Australia singled out as climate change laggard in new report.

02.06.15 By
This article is more than 9 years old

The 2015 Global Climate Change Legislation study, released by the UK Grantham Institute on Climate Change and Environment reveals that Australia has become the first developed country to take a legislative step backwards from action on climate change.

The study also found that 75% of the world’s annual emissions of greenhouse gases are now limited by national targets, which is hugely encouraging. 98 countries plus the European Union were included in the study, and together they’re responsible for 93 per cent of global emissions.
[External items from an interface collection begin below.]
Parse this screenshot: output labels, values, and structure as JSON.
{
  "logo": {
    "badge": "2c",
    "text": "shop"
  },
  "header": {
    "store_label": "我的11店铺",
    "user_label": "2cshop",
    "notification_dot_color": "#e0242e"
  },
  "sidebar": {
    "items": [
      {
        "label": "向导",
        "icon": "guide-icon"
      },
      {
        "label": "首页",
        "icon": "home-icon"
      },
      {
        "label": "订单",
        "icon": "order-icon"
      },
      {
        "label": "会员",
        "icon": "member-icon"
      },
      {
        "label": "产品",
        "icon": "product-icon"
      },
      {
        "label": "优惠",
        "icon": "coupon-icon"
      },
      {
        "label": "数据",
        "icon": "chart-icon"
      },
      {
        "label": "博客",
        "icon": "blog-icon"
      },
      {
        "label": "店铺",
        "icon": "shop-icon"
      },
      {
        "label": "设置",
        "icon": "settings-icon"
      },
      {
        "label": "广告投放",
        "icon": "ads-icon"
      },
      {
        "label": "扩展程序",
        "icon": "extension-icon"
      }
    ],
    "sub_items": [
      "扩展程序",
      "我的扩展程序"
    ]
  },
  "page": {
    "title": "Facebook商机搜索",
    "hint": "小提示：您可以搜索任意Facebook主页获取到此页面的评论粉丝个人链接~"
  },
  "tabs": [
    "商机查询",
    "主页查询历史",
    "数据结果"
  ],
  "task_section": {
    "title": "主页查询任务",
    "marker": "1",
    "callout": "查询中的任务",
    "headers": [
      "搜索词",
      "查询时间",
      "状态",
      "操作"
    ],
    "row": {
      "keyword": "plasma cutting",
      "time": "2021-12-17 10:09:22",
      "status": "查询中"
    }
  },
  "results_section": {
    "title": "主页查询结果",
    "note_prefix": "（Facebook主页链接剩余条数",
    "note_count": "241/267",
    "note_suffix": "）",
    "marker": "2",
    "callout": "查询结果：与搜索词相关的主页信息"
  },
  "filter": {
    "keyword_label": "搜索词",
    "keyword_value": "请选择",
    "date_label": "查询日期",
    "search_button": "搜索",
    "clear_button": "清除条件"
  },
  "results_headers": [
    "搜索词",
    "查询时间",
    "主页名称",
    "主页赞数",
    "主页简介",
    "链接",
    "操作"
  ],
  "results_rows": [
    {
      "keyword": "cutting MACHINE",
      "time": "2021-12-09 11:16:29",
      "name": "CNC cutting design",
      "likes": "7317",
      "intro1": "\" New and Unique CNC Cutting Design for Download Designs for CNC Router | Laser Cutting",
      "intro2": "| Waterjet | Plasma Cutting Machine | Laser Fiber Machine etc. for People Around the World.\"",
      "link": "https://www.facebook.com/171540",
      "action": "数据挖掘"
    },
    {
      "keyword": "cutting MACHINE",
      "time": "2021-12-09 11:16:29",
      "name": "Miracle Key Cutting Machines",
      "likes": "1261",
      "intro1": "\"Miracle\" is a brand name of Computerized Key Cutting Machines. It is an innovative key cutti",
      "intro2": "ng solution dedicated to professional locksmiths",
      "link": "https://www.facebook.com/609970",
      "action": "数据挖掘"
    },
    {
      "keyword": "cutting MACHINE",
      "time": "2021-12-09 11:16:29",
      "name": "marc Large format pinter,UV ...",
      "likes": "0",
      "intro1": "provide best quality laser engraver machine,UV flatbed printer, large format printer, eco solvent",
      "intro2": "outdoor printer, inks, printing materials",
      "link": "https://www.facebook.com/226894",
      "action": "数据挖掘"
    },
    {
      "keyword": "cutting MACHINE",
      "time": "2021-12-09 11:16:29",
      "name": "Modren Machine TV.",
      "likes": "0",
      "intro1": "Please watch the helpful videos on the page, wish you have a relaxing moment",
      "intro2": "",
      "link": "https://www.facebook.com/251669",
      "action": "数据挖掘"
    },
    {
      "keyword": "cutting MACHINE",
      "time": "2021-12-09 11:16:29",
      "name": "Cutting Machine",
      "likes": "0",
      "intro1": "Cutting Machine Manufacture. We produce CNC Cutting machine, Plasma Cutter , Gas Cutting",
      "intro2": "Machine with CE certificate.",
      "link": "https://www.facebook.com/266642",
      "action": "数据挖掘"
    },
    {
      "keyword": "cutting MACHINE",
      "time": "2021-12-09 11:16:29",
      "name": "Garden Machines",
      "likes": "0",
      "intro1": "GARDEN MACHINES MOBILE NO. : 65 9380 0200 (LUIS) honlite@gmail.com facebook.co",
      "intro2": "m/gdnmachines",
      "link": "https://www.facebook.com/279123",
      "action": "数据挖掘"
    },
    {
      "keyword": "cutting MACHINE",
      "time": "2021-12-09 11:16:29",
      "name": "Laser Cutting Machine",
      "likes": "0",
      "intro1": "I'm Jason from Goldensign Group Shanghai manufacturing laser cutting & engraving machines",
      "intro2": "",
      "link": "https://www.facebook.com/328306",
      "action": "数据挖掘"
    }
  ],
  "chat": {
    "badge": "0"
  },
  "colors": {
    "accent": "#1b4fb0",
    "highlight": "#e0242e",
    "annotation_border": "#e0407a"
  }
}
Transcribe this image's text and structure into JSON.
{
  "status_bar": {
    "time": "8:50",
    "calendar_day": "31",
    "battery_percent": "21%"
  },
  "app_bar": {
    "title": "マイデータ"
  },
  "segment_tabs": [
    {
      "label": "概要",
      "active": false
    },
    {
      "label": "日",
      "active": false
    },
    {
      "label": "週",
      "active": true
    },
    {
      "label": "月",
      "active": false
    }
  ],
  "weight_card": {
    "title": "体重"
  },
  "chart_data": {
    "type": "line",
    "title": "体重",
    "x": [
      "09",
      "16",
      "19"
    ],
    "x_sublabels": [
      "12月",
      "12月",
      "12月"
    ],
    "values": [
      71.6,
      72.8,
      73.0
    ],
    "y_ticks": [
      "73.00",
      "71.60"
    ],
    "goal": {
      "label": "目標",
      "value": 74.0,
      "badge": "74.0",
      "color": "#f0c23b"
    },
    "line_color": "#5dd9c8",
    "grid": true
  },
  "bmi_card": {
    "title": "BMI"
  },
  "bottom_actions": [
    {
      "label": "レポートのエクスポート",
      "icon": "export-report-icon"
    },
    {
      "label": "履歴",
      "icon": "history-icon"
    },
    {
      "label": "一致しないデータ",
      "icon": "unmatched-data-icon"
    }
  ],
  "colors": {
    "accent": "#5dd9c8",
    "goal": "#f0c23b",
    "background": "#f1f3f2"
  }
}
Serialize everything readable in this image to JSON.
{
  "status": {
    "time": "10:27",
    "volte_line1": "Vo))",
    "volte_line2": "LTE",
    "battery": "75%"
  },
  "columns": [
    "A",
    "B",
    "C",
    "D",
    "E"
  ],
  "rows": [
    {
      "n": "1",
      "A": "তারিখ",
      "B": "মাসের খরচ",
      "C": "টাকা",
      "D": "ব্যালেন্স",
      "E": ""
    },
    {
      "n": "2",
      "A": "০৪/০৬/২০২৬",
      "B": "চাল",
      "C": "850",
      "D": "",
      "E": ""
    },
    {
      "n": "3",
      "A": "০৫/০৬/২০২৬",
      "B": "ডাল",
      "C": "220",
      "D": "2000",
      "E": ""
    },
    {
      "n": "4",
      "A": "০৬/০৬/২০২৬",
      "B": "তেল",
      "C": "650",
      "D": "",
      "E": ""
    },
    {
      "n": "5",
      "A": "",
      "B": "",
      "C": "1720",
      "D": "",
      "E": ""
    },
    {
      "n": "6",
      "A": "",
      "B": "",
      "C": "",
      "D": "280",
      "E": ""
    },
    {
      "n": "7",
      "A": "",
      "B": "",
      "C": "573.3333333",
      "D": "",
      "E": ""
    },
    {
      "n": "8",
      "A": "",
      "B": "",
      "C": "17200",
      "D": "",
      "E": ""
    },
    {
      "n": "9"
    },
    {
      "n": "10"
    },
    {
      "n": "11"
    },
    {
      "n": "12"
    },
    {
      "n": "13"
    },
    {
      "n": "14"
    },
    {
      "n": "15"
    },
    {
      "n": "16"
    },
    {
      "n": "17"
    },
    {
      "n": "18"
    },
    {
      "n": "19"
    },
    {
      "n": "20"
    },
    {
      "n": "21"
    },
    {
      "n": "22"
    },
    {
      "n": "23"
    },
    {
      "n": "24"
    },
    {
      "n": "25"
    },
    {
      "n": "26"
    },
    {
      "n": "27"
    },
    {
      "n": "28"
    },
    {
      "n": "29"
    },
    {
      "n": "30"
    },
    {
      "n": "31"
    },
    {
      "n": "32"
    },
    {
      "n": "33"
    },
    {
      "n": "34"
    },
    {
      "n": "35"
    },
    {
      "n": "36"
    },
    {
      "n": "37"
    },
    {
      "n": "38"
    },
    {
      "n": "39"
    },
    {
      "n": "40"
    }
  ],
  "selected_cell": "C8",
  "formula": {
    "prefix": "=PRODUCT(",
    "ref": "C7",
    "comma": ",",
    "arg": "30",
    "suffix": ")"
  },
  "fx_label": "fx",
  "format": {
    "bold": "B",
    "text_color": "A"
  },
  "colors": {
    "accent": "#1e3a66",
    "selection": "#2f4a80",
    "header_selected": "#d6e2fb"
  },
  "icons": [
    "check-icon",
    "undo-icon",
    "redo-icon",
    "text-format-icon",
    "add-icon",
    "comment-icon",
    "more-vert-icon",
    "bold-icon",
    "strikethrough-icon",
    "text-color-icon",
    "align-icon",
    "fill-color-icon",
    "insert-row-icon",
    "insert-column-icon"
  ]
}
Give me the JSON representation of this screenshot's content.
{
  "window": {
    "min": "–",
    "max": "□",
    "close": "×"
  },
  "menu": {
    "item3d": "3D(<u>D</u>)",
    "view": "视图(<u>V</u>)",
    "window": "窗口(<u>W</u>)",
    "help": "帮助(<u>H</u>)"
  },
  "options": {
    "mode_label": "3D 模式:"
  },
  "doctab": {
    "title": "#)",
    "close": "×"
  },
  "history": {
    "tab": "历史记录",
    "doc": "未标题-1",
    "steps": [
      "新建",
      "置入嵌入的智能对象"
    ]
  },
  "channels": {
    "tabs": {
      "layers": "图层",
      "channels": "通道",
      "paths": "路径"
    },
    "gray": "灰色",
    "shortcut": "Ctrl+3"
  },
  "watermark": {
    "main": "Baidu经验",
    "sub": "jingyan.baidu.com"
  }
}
It will be presented to delegates in Bonn, Germany on June 2nd, where the latest round of United Nations climate change negotiations is taking place.

The report is likely to heighten scrutiny of Australia’s climate change policies, with Australia expected to face a grilling from the international community at Bonn, where government representatives will have to justify Australia’s climate change actions to date.

Meanwhile globally, legislation to tackle climate change has surged with climate laws almost doubling from 426 in 2009 to 804 by the end of 2014. Australia’s pollution reduction target of 5% by 2020, when the U.S. is on track to meet its 17% target by the same date, highlights just how out of step Australia is with the rapidly accelerating climate change commitments worldwide.

The report can be accessed here.